▶ [YOUR OBJECTIVE] Lines that contain the string "title" are the ones to list; copy all of them from the records.
===== EXERCISE INPUT
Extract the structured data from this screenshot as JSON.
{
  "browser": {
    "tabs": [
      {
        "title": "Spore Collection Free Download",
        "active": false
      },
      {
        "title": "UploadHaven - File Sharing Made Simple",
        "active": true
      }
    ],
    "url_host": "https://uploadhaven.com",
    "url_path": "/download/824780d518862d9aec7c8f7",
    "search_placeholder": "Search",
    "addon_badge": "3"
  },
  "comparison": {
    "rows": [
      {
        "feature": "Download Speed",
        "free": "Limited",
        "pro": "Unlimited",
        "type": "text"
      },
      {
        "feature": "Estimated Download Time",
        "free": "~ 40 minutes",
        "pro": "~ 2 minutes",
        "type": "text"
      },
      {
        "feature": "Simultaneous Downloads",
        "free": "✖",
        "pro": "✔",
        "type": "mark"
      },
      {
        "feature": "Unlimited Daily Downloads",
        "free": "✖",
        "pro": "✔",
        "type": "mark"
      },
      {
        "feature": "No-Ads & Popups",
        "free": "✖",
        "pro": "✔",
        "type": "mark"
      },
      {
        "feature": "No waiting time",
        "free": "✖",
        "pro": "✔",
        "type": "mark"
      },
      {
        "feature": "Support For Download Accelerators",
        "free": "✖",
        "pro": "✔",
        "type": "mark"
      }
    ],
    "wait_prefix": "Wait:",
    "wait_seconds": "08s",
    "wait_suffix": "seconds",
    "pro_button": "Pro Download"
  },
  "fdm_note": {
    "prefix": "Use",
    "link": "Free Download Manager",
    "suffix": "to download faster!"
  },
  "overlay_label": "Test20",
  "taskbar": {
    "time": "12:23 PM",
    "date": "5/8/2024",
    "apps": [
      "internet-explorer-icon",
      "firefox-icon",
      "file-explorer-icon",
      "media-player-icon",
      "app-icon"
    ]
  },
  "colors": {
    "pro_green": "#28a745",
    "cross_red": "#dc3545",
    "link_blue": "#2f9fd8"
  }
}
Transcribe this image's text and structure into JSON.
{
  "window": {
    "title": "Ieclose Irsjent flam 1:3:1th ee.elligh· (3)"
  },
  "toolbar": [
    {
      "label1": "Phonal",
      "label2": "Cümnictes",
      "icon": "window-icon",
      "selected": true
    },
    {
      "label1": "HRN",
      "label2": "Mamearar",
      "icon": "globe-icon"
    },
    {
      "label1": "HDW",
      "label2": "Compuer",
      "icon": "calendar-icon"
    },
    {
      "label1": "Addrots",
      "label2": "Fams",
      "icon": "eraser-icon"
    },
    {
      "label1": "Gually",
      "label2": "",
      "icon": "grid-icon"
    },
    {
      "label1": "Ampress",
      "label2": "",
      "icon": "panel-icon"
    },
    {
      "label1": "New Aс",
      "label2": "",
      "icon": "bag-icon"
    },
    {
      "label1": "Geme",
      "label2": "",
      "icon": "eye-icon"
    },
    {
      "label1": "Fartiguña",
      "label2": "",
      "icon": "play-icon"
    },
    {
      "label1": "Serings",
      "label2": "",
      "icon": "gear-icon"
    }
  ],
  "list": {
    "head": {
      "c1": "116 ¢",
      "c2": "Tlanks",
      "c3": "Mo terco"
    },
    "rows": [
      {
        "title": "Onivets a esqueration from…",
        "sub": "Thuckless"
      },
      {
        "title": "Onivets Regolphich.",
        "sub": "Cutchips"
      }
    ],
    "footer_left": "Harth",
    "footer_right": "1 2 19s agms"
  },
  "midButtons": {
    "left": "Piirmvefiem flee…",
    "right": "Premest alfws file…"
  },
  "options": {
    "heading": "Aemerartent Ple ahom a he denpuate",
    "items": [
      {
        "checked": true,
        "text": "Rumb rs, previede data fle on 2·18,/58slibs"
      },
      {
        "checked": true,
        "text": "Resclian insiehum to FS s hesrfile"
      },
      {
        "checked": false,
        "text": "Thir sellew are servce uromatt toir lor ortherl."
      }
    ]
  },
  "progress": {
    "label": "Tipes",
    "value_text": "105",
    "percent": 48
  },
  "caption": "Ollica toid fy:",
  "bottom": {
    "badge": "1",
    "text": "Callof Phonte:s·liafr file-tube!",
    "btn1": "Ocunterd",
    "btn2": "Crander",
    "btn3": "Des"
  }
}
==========
▶ [WRITTEN ANSWER]
        "title": "Spore Collection Free Download",
        "title": "UploadHaven - File Sharing Made Simple",
    "title": "Ieclose Irsjent flam 1:3:1th ee.elligh· (3)"
        "title": "Onivets a esqueration from…",
        "title": "Onivets Regolphich.",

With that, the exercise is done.